#### [Task prompt]
Copy every entry word for word. Skip the pictures.

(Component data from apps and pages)
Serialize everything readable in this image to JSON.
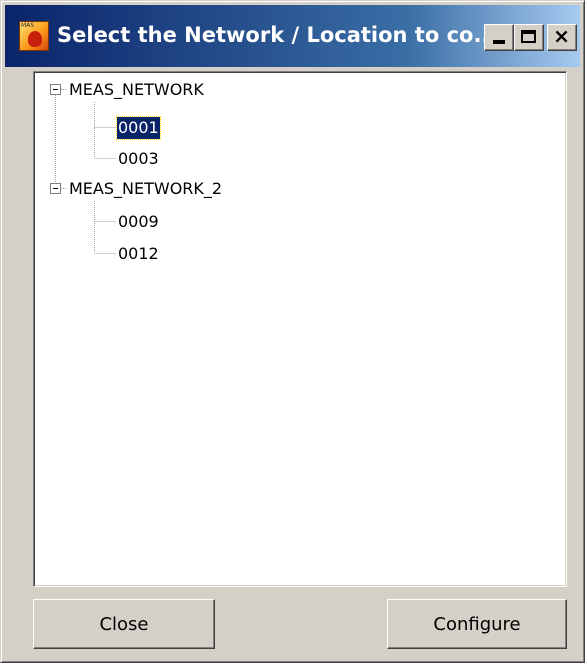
{
  "window": {
    "title": "Select the Network / Location to co...",
    "icon": "app-icon",
    "title_colors": {
      "start": "#0a246a",
      "end": "#a6caf0"
    }
  },
  "tree": {
    "nodes": [
      {
        "label": "MEAS_NETWORK",
        "expanded": true,
        "children": [
          {
            "label": "0001",
            "selected": true
          },
          {
            "label": "0003",
            "selected": false
          }
        ]
      },
      {
        "label": "MEAS_NETWORK_2",
        "expanded": true,
        "children": [
          {
            "label": "0009",
            "selected": false
          },
          {
            "label": "0012",
            "selected": false
          }
        ]
      }
    ]
  },
  "buttons": {
    "close_label": "Close",
    "configure_label": "Configure"
  },
  "colors": {
    "selection": "#0a246a",
    "dialog_bg": "#d4d0c8"
  }
}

#### [Exercise solution]
Serialize everything readable in this image to JSON.
{
  "window": {
    "title": "Select the Network / Location to co...",
    "icon": "app-icon",
    "title_colors": {
      "start": "#0a246a",
      "end": "#a6caf0"
    }
  },
  "tree": {
    "nodes": [
      {
        "label": "MEAS_NETWORK",
        "expanded": true,
        "children": [
          {
            "label": "0001",
            "selected": true
          },
          {
            "label": "0003",
            "selected": false
          }
        ]
      },
      {
        "label": "MEAS_NETWORK_2",
        "expanded": true,
        "children": [
          {
            "label": "0009",
            "selected": false
          },
          {
            "label": "0012",
            "selected": false
          }
        ]
      }
    ]
  },
  "buttons": {
    "close_label": "Close",
    "configure_label": "Configure"
  },
  "colors": {
    "selection": "#0a246a",
    "dialog_bg": "#d4d0c8"
  }
}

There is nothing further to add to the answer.